Exercise brief: List every line below containing "name".

(Interface dataset entries)
++++++++++

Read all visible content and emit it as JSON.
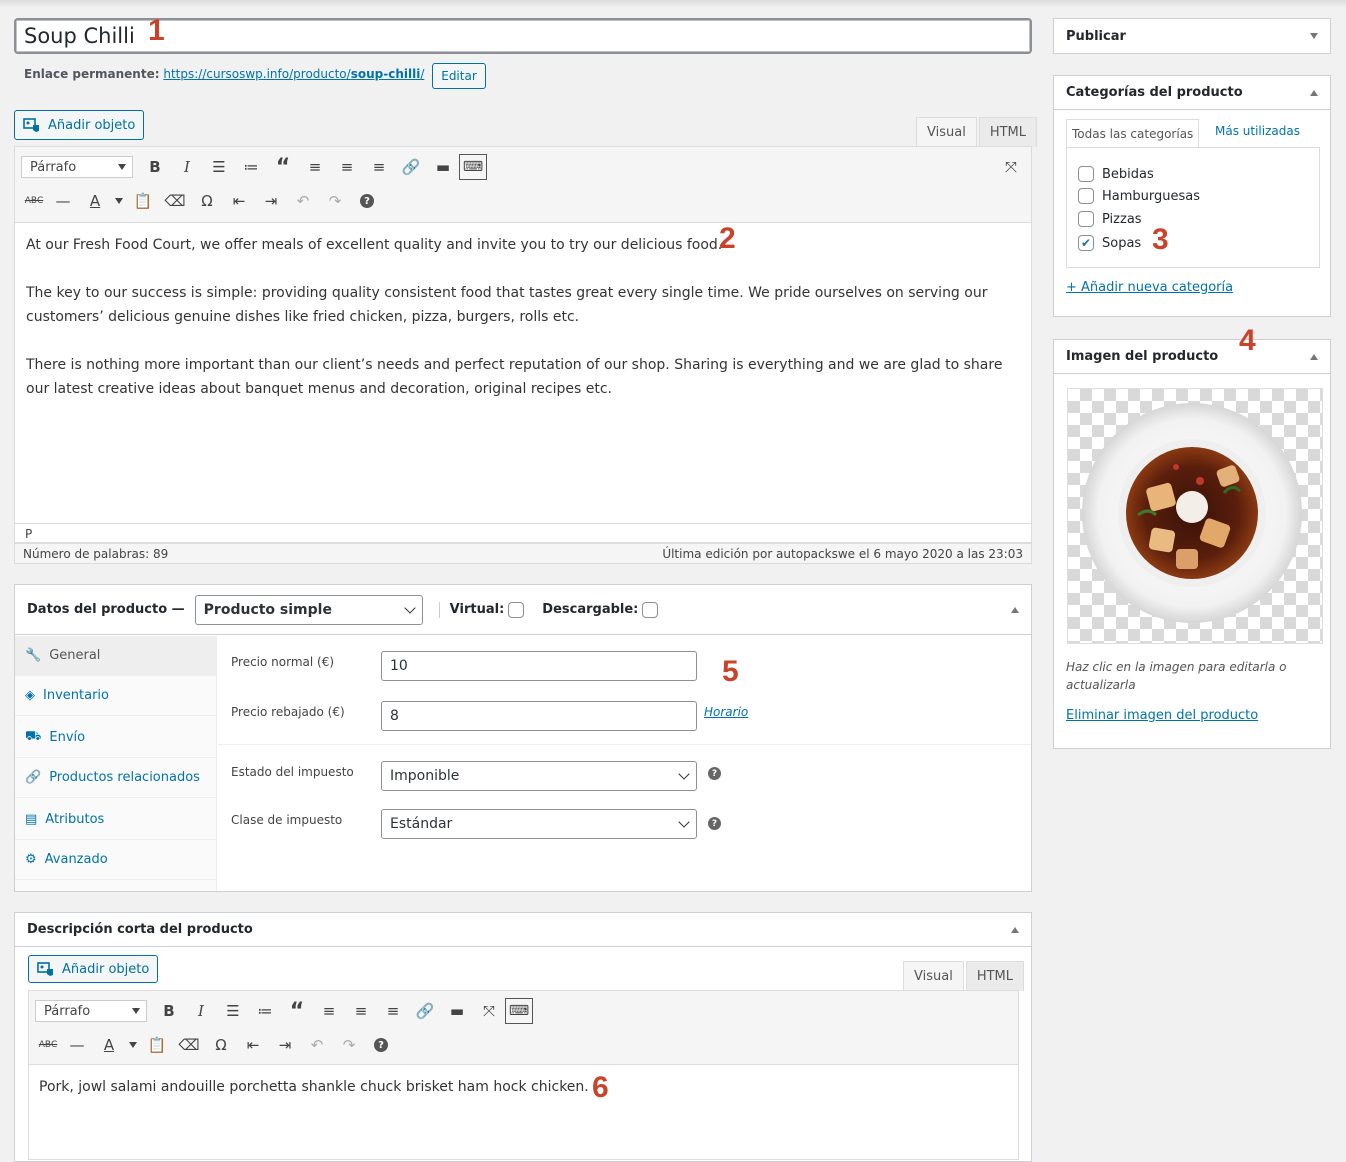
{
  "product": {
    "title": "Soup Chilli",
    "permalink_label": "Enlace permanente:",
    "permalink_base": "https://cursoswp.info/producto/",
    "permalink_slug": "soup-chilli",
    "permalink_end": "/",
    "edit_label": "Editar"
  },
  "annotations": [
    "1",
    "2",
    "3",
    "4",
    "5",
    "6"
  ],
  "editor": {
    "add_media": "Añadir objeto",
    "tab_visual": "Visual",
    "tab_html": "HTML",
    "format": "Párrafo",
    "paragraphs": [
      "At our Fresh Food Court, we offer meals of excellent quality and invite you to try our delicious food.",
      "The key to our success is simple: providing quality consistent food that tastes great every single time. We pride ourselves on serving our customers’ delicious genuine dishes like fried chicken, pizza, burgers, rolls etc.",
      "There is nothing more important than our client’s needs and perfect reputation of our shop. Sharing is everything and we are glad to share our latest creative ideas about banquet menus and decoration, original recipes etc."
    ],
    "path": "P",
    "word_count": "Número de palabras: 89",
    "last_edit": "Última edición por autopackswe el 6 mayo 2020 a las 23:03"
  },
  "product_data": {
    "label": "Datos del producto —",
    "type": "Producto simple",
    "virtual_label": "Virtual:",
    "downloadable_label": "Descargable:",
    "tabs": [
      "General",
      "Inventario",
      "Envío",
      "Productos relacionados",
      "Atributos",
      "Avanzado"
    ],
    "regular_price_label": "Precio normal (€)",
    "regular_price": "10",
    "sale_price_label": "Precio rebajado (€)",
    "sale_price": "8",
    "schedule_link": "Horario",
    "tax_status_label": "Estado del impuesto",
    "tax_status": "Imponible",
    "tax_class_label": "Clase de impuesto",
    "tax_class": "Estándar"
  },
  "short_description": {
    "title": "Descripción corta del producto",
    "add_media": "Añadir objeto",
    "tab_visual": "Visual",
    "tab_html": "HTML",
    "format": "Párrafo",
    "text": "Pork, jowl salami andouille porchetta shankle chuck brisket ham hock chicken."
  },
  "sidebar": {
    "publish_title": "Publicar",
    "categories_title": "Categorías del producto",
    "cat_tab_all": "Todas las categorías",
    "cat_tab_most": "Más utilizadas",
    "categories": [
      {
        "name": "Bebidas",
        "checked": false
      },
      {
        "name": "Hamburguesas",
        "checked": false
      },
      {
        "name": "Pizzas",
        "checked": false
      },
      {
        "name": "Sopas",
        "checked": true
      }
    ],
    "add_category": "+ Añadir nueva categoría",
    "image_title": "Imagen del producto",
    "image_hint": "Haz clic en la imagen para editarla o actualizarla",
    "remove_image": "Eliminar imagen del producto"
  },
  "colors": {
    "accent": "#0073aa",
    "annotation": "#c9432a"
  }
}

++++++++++

Exercise output:
        "name": "Bebidas",
        "name": "Hamburguesas",
        "name": "Pizzas",
        "name": "Sopas",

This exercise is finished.